== ABOUT THIS TASK ==
Your job is to return every line in the data holding the string "selezionati".

(Items from an interface collection)
══════════════════════════════

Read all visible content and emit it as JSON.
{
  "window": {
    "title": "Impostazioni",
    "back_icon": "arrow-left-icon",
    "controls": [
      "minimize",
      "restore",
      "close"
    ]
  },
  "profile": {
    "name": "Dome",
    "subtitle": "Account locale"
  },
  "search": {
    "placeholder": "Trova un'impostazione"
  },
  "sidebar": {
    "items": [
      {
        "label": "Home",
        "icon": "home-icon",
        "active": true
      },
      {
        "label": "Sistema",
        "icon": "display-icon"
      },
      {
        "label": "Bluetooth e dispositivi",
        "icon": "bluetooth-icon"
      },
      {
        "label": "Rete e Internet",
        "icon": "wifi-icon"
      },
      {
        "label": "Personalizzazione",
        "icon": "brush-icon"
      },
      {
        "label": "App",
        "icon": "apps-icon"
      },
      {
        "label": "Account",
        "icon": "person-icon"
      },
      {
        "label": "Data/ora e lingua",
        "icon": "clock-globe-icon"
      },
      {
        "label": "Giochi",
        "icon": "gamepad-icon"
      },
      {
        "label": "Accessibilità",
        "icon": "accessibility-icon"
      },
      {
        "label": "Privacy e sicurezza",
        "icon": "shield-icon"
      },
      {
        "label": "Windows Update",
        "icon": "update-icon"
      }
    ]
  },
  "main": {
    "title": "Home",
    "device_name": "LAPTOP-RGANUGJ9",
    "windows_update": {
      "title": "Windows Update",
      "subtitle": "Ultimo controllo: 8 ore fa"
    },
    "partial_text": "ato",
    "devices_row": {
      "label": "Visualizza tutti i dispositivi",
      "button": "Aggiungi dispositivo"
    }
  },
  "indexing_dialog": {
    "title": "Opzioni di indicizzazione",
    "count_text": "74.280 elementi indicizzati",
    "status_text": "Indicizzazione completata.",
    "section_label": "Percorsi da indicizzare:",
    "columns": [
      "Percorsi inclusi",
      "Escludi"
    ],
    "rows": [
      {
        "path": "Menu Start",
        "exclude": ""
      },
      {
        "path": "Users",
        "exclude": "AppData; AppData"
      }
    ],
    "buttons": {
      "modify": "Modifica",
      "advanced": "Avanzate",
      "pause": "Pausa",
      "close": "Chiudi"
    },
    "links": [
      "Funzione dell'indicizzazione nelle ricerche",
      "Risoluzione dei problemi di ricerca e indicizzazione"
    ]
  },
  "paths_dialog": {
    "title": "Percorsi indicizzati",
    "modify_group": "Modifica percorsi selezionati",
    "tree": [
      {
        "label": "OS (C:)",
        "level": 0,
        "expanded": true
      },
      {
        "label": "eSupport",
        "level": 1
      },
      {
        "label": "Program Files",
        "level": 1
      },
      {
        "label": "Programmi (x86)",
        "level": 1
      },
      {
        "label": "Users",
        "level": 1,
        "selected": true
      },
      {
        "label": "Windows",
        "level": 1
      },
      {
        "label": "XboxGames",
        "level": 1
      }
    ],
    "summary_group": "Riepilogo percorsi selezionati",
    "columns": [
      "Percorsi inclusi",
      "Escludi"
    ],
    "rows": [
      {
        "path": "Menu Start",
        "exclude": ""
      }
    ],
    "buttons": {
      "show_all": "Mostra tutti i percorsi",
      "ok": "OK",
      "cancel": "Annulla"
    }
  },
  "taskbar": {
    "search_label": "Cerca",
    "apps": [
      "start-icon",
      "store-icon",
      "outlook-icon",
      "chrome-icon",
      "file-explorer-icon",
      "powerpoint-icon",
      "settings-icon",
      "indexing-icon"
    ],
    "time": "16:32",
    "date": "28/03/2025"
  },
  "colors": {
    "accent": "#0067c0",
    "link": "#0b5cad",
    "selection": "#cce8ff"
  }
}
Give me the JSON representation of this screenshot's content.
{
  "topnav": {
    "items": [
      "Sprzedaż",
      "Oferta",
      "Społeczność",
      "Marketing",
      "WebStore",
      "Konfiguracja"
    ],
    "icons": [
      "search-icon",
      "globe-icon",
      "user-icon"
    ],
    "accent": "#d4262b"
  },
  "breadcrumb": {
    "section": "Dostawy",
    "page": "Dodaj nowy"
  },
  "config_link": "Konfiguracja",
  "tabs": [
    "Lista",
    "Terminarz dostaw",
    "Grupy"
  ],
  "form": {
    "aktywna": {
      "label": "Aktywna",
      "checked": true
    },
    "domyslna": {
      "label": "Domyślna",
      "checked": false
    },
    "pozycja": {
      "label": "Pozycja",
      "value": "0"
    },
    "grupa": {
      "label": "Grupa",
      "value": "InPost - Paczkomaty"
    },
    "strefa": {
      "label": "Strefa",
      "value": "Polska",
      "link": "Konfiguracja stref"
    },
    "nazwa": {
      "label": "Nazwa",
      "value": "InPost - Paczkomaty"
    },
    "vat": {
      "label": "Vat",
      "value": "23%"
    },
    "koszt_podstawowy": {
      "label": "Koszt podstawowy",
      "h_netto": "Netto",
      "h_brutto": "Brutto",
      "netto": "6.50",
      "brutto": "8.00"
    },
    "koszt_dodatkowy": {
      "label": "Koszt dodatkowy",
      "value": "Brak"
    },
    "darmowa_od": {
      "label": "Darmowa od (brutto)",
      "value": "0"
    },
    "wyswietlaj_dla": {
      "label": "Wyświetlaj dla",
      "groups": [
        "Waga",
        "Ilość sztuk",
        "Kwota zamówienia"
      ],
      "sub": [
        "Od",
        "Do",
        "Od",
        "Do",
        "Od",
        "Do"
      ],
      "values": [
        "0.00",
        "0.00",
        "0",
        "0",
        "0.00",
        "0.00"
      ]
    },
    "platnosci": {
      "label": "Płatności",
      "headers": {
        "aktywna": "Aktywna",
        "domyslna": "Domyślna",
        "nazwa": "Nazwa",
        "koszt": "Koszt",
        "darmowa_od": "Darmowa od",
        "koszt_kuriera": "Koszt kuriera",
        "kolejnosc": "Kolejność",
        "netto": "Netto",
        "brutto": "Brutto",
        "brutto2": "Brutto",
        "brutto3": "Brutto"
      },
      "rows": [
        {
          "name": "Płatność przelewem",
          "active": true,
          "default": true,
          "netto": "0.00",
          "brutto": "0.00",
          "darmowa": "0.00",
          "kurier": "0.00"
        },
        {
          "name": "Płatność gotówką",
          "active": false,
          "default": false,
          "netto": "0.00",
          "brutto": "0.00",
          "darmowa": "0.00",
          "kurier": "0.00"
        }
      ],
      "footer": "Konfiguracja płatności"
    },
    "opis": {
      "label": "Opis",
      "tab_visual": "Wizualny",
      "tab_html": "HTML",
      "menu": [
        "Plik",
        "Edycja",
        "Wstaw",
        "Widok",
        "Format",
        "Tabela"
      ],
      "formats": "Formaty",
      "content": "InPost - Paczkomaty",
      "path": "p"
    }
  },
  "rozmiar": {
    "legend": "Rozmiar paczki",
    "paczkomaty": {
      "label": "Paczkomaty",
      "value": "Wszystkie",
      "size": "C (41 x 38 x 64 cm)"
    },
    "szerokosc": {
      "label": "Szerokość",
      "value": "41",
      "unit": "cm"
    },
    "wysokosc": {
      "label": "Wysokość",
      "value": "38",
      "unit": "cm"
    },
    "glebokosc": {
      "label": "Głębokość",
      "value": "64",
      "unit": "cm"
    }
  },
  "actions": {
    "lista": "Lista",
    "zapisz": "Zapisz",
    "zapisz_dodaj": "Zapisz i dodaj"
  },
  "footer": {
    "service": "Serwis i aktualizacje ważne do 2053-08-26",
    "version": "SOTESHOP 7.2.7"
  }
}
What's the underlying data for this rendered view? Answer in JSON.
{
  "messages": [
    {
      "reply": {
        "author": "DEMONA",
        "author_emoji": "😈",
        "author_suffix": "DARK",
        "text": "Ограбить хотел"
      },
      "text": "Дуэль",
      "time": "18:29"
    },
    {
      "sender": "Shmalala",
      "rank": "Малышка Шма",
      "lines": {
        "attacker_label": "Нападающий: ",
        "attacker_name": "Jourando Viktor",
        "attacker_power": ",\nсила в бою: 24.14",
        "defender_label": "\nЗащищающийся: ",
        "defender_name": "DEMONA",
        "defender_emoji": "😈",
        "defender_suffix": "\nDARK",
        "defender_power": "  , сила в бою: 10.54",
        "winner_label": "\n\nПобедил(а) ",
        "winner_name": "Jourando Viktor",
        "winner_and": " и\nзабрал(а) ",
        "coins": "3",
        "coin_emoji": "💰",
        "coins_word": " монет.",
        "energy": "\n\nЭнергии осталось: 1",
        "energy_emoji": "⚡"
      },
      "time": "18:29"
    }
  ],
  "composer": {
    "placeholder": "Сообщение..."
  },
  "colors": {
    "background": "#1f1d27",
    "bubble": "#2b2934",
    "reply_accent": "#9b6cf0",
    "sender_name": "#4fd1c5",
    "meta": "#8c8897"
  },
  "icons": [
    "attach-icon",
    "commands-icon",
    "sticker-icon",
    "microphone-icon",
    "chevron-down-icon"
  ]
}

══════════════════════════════

== REPLY ==
    "modify_group": "Modifica percorsi selezionati",
    "summary_group": "Riepilogo percorsi selezionati",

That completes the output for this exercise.